Every record is to be printed exactly as written, and any picture in it is skipped.

[Opening Supplied records section]

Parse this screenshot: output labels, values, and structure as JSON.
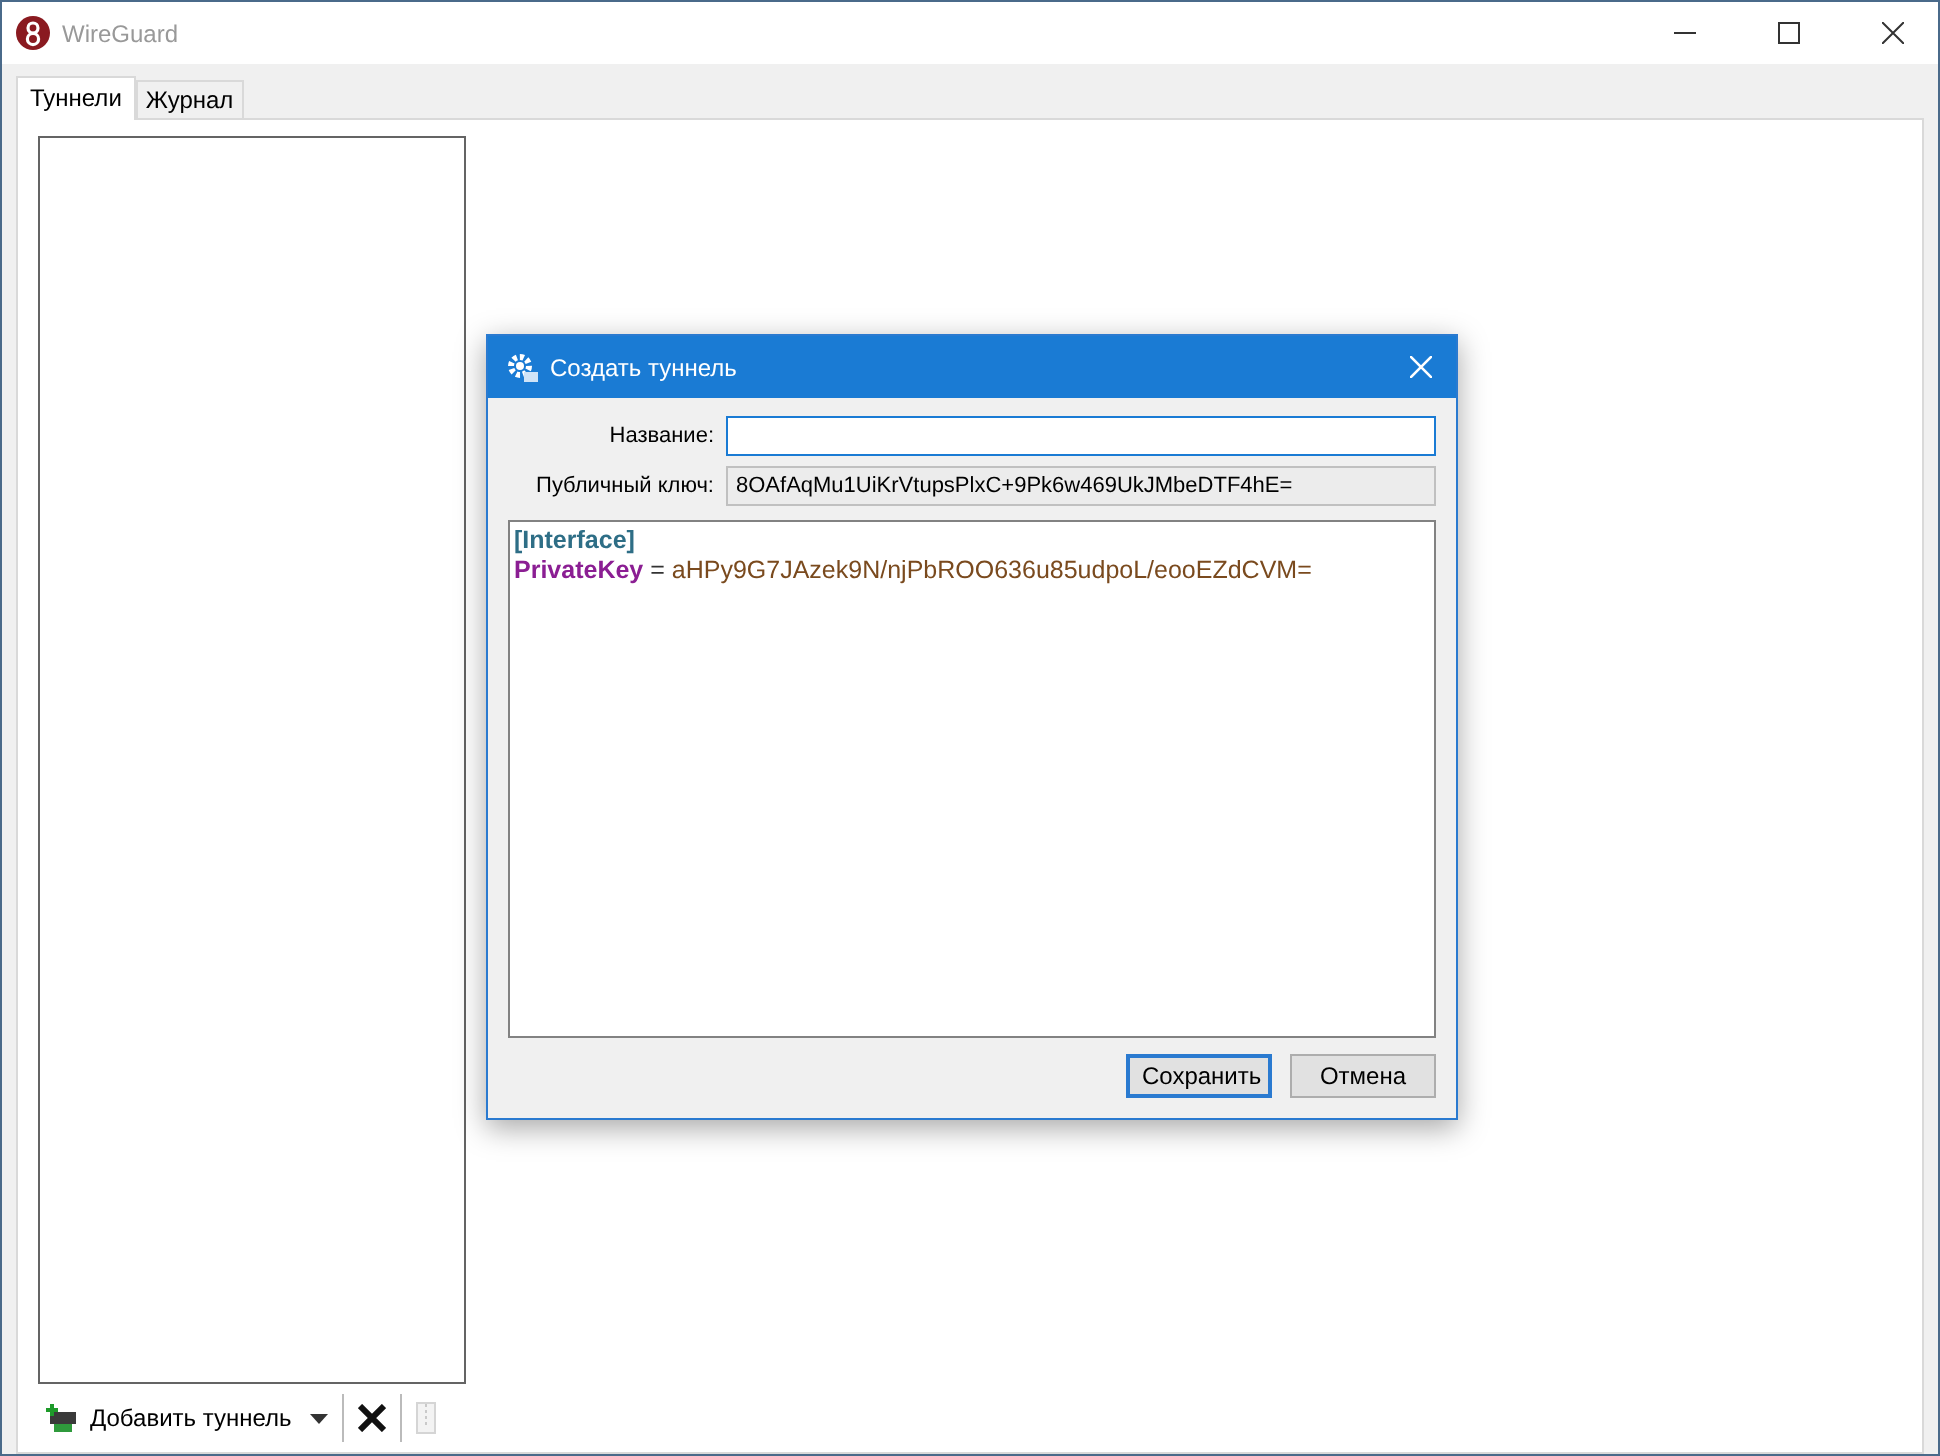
{
  "window": {
    "title": "WireGuard"
  },
  "tabs": [
    {
      "label": "Туннели",
      "selected": true
    },
    {
      "label": "Журнал",
      "selected": false
    }
  ],
  "toolbar": {
    "add_button": {
      "label": "Добавить туннель"
    },
    "export_disabled": true
  },
  "dialog": {
    "title": "Создать туннель",
    "fields": [
      {
        "label": "Название:",
        "readonly": false
      },
      {
        "label": "Публичный ключ:",
        "value": "8OAfAqMu1UiKrVtupsPlxC+9Pk6w469UkJMbeDTF4hE=",
        "readonly": true
      }
    ],
    "editor": [
      {
        "kind": "section",
        "text": "[Interface]"
      },
      {
        "kind": "pair",
        "key": "PrivateKey",
        "separator": "=",
        "value": "aHPy9G7JAzek9N/njPbROO636u85udpoL/eooEZdCVM="
      }
    ],
    "buttons": [
      {
        "label": "Сохранить",
        "default": true
      },
      {
        "label": "Отмена",
        "default": false
      }
    ]
  }
}
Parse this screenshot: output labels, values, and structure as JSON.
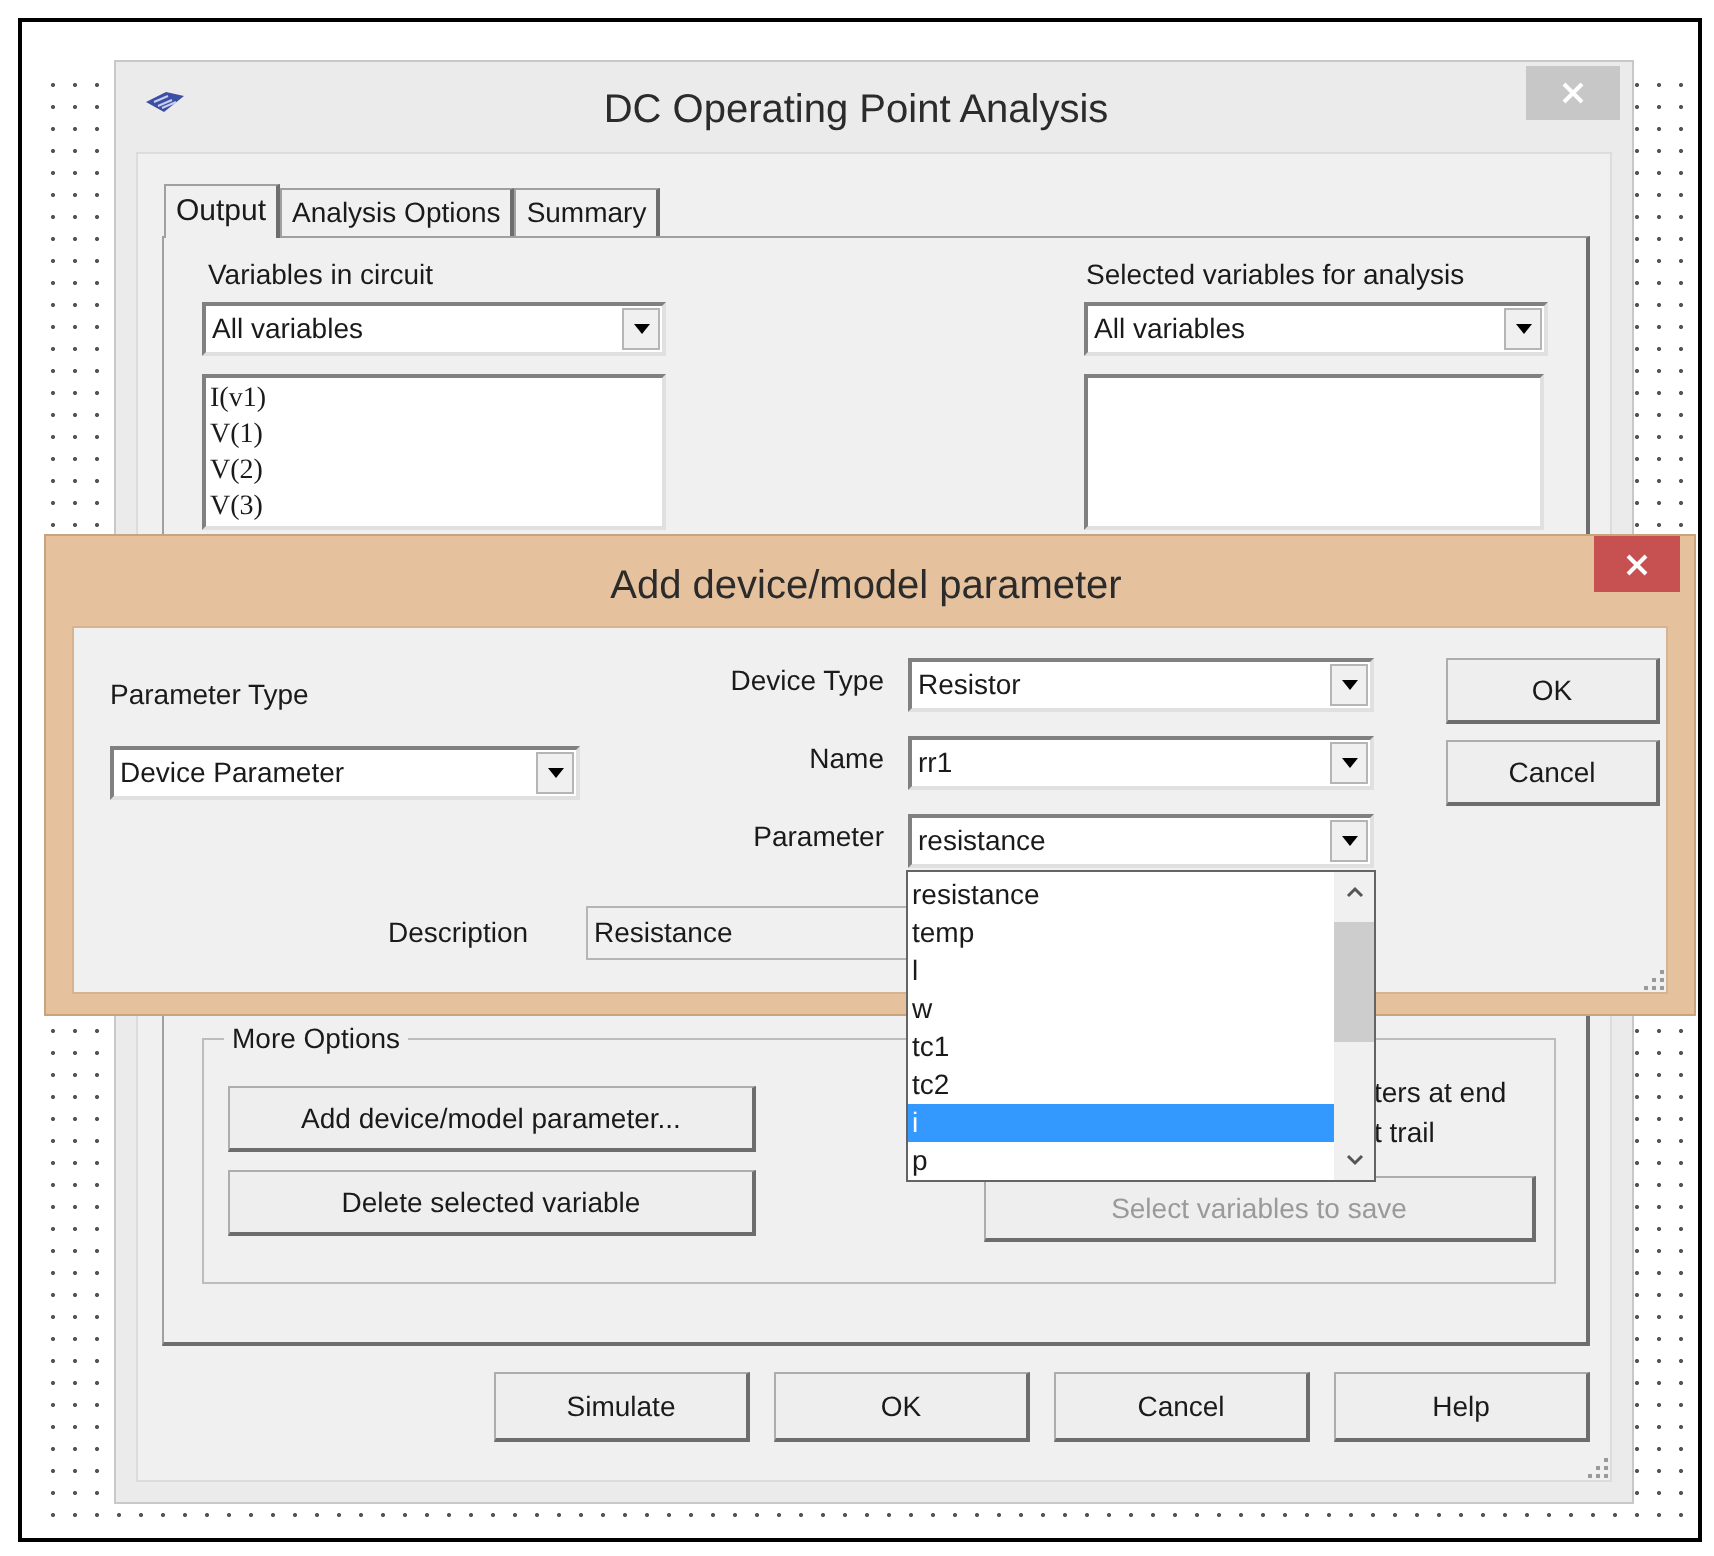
{
  "main_window": {
    "title": "DC Operating Point Analysis",
    "tabs": [
      {
        "label": "Output",
        "selected": true
      },
      {
        "label": "Analysis Options",
        "selected": false
      },
      {
        "label": "Summary",
        "selected": false
      }
    ],
    "variables_in_circuit": {
      "label": "Variables in circuit",
      "filter": "All variables",
      "items": [
        "I(v1)",
        "V(1)",
        "V(2)",
        "V(3)"
      ]
    },
    "selected_variables": {
      "label": "Selected variables for analysis",
      "filter": "All variables"
    },
    "more_options": {
      "title": "More Options",
      "buttons": [
        {
          "label": "Add device/model parameter...",
          "disabled": false
        },
        {
          "label": "Delete selected variable",
          "disabled": false
        },
        {
          "label": "Select variables to save",
          "disabled": true
        }
      ],
      "partial_texts": [
        "ters at end",
        "t trail"
      ]
    },
    "buttons": [
      "Simulate",
      "OK",
      "Cancel",
      "Help"
    ]
  },
  "dialog": {
    "title": "Add device/model parameter",
    "parameter_type": {
      "label": "Parameter Type",
      "value": "Device Parameter"
    },
    "fields": [
      {
        "label": "Device Type",
        "value": "Resistor"
      },
      {
        "label": "Name",
        "value": "rr1"
      },
      {
        "label": "Parameter",
        "value": "resistance"
      }
    ],
    "buttons": [
      "OK",
      "Cancel"
    ],
    "description": {
      "label": "Description",
      "value": "Resistance"
    },
    "dropdown_list": [
      {
        "label": "resistance",
        "selected": false
      },
      {
        "label": "temp",
        "selected": false
      },
      {
        "label": "l",
        "selected": false
      },
      {
        "label": "w",
        "selected": false
      },
      {
        "label": "tc1",
        "selected": false
      },
      {
        "label": "tc2",
        "selected": false
      },
      {
        "label": "i",
        "selected": true
      },
      {
        "label": "p",
        "selected": false
      }
    ]
  }
}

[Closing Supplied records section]

◆ Written solution:
Parse this screenshot: output labels, values, and structure as JSON.
{
  "window": {
    "title": "WireGuard"
  },
  "tabs": [
    {
      "label": "Туннели",
      "selected": true
    },
    {
      "label": "Журнал",
      "selected": false
    }
  ],
  "toolbar": {
    "add_button": {
      "label": "Добавить туннель"
    },
    "export_disabled": true
  },
  "dialog": {
    "title": "Создать туннель",
    "fields": [
      {
        "label": "Название:",
        "readonly": false
      },
      {
        "label": "Публичный ключ:",
        "value": "8OAfAqMu1UiKrVtupsPlxC+9Pk6w469UkJMbeDTF4hE=",
        "readonly": true
      }
    ],
    "editor": [
      {
        "kind": "section",
        "text": "[Interface]"
      },
      {
        "kind": "pair",
        "key": "PrivateKey",
        "separator": "=",
        "value": "aHPy9G7JAzek9N/njPbROO636u85udpoL/eooEZdCVM="
      }
    ],
    "buttons": [
      {
        "label": "Сохранить",
        "default": true
      },
      {
        "label": "Отмена",
        "default": false
      }
    ]
  }
}
Parse this screenshot: output labels, values, and structure as JSON.
{
  "main_window": {
    "title": "DC Operating Point Analysis",
    "tabs": [
      {
        "label": "Output",
        "selected": true
      },
      {
        "label": "Analysis Options",
        "selected": false
      },
      {
        "label": "Summary",
        "selected": false
      }
    ],
    "variables_in_circuit": {
      "label": "Variables in circuit",
      "filter": "All variables",
      "items": [
        "I(v1)",
        "V(1)",
        "V(2)",
        "V(3)"
      ]
    },
    "selected_variables": {
      "label": "Selected variables for analysis",
      "filter": "All variables"
    },
    "more_options": {
      "title": "More Options",
      "buttons": [
        {
          "label": "Add device/model parameter...",
          "disabled": false
        },
        {
          "label": "Delete selected variable",
          "disabled": false
        },
        {
          "label": "Select variables to save",
          "disabled": true
        }
      ],
      "partial_texts": [
        "ters at end",
        "t trail"
      ]
    },
    "buttons": [
      "Simulate",
      "OK",
      "Cancel",
      "Help"
    ]
  },
  "dialog": {
    "title": "Add device/model parameter",
    "parameter_type": {
      "label": "Parameter Type",
      "value": "Device Parameter"
    },
    "fields": [
      {
        "label": "Device Type",
        "value": "Resistor"
      },
      {
        "label": "Name",
        "value": "rr1"
      },
      {
        "label": "Parameter",
        "value": "resistance"
      }
    ],
    "buttons": [
      "OK",
      "Cancel"
    ],
    "description": {
      "label": "Description",
      "value": "Resistance"
    },
    "dropdown_list": [
      {
        "label": "resistance",
        "selected": false
      },
      {
        "label": "temp",
        "selected": false
      },
      {
        "label": "l",
        "selected": false
      },
      {
        "label": "w",
        "selected": false
      },
      {
        "label": "tc1",
        "selected": false
      },
      {
        "label": "tc2",
        "selected": false
      },
      {
        "label": "i",
        "selected": true
      },
      {
        "label": "p",
        "selected": false
      }
    ]
  }
}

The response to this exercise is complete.